This finds roots in the utilitarian theory of Jeremy Bentham which sees the highest good as that which is beneficial to the society as a whole.
Section 51, The Nigerian Copyright Act 1999
A monkey of the Celebes crested macaques species (an endangered species).
An organisation for the protection of Animal rights.
Section 51, The Nigerian Copyright Act 1988.
Naruto v. Slater, No. 16-15469 (9th Cir. 2018)
https://www.economist.com/britain/2023/03/09/can-an-ai-be-an-inventor Can an AI be an inventor? March 9 th 2023.
Wikipedia, “Zarya of the Dawn” https://en.m.wikipedia.org/wiki/Zarya_of_the_Dawn
Wikipedia, “Alice and Sparkle” https://en.m.wikipedia.org/wiki/Alice_and_Sparkle
499 U.S. 340, 346-347 (1991) (citing Burrow-Giles, 111 U.S. at 59-60). 
927 F.2d 132 (3d Cir. 1991)
Victor, Palace (January 2019). "What if Artificial Intelligence Wrote This? Artificial Intelligence and Copyright Law". Fla. L. Rev. 71 (1): 231–241. https://scholarship.law.ufl.edu/cgi/viewcontent.cgi?article=1439&context=flr
Megan Mcclintock, “Copyright Laws and AI Writing Bots: How Much of This is Legal?”https://link.medium.com/u8buO1UjJyb
Wikipedia, “Monkey Selfie Copyright dispute” https://en.m.wikipedia.org/wiki/Monkey_selfie_copyright_dispute
CSU Global, “How does AI work?” https://csuglobal.edu/blog/howdoes-ai-actuallywork#:~:text=AI%20systems%20work%20by%20combining,performa nce%20and%20develops%20additional%20expertise.
Harry Guiness, “How does ChatGPT work?” March 31st 2023 https://zapier.com/blog/how-does-chatgpt-work/
Electra Nanou, “Should AI generated art be considered real art? September 17th 2022. https://www.makeuseof.com/is-ai-generatedart-realart/#:~:text=AI%20Art%20Isn't%20Original&text=AI%20generators% 20use%20pre%2Dexisting,a%20way%20never%20encountered%20b efore.
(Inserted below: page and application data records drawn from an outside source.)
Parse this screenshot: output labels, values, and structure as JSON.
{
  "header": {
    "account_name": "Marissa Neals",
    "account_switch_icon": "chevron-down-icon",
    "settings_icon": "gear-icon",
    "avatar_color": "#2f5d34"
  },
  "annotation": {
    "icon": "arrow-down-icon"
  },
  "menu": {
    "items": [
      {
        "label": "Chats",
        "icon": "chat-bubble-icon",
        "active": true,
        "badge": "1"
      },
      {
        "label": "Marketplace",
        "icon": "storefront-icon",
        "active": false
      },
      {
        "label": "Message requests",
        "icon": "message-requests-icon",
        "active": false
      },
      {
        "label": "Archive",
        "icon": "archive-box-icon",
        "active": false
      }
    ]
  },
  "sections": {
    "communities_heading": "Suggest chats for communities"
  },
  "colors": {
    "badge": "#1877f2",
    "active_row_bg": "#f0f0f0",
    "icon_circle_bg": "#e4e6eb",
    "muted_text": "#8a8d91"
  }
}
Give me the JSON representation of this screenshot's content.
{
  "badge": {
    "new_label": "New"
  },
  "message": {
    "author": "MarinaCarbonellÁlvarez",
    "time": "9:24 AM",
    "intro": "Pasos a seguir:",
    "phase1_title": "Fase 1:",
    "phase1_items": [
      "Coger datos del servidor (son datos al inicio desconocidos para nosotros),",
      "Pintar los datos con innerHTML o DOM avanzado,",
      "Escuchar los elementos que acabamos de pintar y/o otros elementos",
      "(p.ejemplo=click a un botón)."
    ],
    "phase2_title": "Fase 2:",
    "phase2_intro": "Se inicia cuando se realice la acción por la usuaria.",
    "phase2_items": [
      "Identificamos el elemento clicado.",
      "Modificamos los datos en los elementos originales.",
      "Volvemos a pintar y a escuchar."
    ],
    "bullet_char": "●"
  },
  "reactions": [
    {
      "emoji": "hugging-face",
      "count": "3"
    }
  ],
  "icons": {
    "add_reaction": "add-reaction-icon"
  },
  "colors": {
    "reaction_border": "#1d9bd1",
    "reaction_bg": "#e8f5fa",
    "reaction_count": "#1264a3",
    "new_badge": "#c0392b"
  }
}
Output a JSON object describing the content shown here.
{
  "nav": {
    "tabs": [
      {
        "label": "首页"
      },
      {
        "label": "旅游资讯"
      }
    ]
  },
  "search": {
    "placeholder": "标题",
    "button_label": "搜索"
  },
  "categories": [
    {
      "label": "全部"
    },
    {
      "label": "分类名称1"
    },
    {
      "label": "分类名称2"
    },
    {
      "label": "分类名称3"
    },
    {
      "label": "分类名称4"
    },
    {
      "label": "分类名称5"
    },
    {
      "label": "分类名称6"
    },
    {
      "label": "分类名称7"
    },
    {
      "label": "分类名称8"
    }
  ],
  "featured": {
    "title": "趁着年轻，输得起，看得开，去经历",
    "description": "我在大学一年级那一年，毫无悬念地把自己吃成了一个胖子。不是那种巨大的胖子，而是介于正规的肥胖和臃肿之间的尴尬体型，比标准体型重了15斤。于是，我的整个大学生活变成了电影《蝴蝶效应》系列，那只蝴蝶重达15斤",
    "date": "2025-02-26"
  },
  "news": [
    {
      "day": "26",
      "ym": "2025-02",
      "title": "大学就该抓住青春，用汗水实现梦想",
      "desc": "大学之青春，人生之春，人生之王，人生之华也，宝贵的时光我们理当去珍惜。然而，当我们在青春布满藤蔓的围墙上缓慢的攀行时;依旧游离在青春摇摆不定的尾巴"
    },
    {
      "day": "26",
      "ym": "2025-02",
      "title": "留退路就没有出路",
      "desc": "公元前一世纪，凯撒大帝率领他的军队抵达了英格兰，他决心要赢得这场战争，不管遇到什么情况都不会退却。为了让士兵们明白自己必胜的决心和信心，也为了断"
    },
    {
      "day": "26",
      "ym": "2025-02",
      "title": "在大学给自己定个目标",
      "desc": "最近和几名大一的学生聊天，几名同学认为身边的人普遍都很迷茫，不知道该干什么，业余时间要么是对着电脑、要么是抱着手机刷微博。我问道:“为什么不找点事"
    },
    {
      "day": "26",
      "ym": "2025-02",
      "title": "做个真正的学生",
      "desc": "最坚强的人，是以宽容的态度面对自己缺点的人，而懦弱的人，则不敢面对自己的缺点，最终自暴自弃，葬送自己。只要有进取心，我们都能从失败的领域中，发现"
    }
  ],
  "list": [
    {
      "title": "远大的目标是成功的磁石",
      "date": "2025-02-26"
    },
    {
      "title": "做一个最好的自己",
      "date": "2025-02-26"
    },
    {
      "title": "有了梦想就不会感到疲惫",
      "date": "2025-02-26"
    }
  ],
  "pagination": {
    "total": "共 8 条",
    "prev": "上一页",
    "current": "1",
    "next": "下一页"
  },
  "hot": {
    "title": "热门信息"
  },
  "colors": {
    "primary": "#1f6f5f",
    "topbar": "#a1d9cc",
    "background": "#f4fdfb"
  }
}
Originally published by Chioma Ndu-Akpunku on LinkedIn
Reach Chioma Ndu-Akpunku on LinkedIn.